> **Source records**

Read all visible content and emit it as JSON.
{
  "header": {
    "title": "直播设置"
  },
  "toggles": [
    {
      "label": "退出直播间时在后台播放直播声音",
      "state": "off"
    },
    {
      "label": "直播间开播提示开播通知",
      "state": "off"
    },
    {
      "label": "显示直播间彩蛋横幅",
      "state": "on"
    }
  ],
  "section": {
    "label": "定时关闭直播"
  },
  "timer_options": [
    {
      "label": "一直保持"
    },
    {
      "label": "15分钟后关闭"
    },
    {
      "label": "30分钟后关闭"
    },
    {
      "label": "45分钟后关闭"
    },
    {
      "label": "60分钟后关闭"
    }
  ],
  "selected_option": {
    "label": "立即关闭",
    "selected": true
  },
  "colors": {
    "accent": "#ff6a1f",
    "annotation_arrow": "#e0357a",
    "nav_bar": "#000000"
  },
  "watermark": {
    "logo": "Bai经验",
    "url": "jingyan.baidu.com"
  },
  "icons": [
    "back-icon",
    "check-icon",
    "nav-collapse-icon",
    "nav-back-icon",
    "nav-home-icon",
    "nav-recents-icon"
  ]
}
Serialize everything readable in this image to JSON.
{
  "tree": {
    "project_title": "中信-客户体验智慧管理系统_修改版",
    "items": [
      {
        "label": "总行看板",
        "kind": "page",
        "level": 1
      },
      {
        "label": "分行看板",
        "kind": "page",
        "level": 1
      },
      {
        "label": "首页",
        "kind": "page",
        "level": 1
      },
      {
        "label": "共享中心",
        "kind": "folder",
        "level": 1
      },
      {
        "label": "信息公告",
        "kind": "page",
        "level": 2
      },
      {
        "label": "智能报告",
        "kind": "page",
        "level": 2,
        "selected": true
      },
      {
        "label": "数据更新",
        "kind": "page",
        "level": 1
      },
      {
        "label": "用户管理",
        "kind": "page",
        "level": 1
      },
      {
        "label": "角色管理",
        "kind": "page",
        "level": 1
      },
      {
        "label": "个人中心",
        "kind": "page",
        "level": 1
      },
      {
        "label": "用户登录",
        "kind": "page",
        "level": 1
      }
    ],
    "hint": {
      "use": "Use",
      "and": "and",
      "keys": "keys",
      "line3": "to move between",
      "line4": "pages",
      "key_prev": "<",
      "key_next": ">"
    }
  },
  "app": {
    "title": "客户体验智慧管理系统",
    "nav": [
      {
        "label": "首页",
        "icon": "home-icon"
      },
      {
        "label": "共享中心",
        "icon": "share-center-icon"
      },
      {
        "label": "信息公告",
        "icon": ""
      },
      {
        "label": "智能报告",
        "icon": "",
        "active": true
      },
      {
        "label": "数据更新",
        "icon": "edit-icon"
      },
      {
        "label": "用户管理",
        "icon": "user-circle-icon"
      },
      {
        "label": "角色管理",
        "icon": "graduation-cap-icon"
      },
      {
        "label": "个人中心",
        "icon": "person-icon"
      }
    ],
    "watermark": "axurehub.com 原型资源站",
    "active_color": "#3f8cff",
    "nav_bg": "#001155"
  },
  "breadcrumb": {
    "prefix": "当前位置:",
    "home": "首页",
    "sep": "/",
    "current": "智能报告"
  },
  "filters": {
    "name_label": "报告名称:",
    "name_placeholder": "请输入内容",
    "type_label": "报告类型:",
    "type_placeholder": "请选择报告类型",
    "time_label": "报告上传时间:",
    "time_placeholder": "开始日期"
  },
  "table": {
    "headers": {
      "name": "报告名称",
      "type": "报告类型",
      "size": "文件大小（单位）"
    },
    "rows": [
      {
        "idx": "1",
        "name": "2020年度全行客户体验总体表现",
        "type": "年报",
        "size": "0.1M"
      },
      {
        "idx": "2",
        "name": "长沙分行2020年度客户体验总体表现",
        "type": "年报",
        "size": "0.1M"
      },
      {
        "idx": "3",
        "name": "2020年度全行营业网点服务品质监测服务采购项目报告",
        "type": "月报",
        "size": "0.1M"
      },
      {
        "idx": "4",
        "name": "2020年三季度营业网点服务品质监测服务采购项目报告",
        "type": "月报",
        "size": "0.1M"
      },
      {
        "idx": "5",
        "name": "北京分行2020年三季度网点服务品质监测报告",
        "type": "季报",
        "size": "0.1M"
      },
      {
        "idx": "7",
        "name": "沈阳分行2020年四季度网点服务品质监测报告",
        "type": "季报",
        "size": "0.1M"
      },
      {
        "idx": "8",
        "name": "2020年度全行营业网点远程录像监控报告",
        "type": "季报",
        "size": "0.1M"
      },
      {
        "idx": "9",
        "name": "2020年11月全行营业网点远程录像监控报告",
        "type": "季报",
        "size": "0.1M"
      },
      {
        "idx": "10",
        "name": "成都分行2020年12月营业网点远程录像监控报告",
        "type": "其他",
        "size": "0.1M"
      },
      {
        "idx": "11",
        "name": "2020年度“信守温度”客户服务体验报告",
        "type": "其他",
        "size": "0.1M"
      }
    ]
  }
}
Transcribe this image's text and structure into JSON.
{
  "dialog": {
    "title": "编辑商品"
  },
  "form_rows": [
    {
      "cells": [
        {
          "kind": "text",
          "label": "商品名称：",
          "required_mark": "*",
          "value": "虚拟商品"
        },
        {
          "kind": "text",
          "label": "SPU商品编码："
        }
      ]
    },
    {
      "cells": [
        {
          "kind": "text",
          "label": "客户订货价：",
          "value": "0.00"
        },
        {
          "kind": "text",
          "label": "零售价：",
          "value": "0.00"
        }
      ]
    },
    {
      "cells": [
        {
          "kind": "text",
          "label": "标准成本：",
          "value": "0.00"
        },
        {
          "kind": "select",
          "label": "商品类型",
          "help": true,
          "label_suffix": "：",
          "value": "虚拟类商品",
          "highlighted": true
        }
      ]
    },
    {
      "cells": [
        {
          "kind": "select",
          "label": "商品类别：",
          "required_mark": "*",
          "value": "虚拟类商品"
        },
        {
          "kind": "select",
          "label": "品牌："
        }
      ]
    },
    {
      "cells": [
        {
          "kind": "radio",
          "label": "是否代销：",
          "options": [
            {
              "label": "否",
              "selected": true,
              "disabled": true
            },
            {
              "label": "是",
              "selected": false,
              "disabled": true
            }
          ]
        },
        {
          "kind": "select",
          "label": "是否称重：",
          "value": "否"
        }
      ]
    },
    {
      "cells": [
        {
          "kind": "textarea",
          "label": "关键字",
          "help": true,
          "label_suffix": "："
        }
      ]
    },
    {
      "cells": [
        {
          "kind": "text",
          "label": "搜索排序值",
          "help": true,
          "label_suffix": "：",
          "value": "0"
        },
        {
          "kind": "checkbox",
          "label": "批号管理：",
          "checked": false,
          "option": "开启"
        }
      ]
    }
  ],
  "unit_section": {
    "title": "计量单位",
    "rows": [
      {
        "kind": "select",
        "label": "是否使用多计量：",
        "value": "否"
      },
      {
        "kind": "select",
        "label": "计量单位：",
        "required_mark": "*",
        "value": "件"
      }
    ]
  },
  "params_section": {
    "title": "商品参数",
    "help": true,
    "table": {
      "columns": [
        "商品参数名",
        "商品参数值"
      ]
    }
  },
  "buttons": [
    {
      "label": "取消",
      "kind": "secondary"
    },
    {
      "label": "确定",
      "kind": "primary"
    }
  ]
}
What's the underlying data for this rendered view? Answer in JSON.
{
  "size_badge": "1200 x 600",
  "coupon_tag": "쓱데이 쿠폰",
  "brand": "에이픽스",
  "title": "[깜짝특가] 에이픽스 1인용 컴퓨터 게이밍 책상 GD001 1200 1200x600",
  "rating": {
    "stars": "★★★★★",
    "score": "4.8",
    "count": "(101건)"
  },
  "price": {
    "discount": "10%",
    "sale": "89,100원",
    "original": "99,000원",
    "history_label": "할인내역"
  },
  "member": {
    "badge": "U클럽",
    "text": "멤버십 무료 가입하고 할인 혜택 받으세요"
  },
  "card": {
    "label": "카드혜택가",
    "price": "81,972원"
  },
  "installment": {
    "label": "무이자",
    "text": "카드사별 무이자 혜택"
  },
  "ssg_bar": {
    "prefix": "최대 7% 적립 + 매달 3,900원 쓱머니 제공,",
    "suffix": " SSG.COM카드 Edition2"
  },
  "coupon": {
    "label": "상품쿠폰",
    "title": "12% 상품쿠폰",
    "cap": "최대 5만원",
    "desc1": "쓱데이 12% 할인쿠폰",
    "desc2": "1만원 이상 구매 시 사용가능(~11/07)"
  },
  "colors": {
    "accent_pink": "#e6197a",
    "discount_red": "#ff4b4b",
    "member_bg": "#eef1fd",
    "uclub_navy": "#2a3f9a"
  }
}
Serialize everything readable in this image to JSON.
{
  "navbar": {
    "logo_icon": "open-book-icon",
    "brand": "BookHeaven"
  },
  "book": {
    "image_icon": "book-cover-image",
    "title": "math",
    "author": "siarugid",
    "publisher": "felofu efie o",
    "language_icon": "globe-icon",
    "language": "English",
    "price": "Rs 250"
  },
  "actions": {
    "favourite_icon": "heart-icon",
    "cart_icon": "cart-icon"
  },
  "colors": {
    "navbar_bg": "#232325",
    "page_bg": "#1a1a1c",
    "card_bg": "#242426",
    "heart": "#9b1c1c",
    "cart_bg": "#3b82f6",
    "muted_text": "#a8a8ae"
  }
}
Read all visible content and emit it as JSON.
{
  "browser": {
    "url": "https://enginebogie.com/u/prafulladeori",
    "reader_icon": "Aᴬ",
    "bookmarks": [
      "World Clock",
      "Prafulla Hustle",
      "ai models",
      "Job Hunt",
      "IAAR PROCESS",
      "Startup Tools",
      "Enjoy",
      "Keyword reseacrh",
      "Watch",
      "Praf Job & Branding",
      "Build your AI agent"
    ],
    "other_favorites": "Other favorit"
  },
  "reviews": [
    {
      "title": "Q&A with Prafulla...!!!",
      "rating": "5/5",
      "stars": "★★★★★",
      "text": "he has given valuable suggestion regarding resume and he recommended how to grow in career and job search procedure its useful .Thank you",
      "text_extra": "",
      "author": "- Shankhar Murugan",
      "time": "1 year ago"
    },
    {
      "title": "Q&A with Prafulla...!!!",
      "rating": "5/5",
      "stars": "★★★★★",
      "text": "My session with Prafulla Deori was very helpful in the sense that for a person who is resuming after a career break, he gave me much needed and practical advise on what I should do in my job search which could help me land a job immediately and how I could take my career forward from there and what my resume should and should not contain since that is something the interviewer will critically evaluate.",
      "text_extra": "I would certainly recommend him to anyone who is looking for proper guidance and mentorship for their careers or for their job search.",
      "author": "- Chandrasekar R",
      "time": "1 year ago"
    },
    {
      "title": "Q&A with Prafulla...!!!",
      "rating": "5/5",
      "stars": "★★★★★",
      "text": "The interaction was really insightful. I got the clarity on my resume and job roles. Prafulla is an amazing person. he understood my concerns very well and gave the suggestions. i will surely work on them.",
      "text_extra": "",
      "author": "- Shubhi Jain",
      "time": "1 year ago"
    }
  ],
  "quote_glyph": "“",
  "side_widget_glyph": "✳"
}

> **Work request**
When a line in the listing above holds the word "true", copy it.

> **Reply**
    "selected": true
        "selected": true
        "active": true
          "help": true,
          "highlighted": true
              "selected": true,
              "disabled": true
              "disabled": true
          "help": true,
          "help": true,
    "help": true,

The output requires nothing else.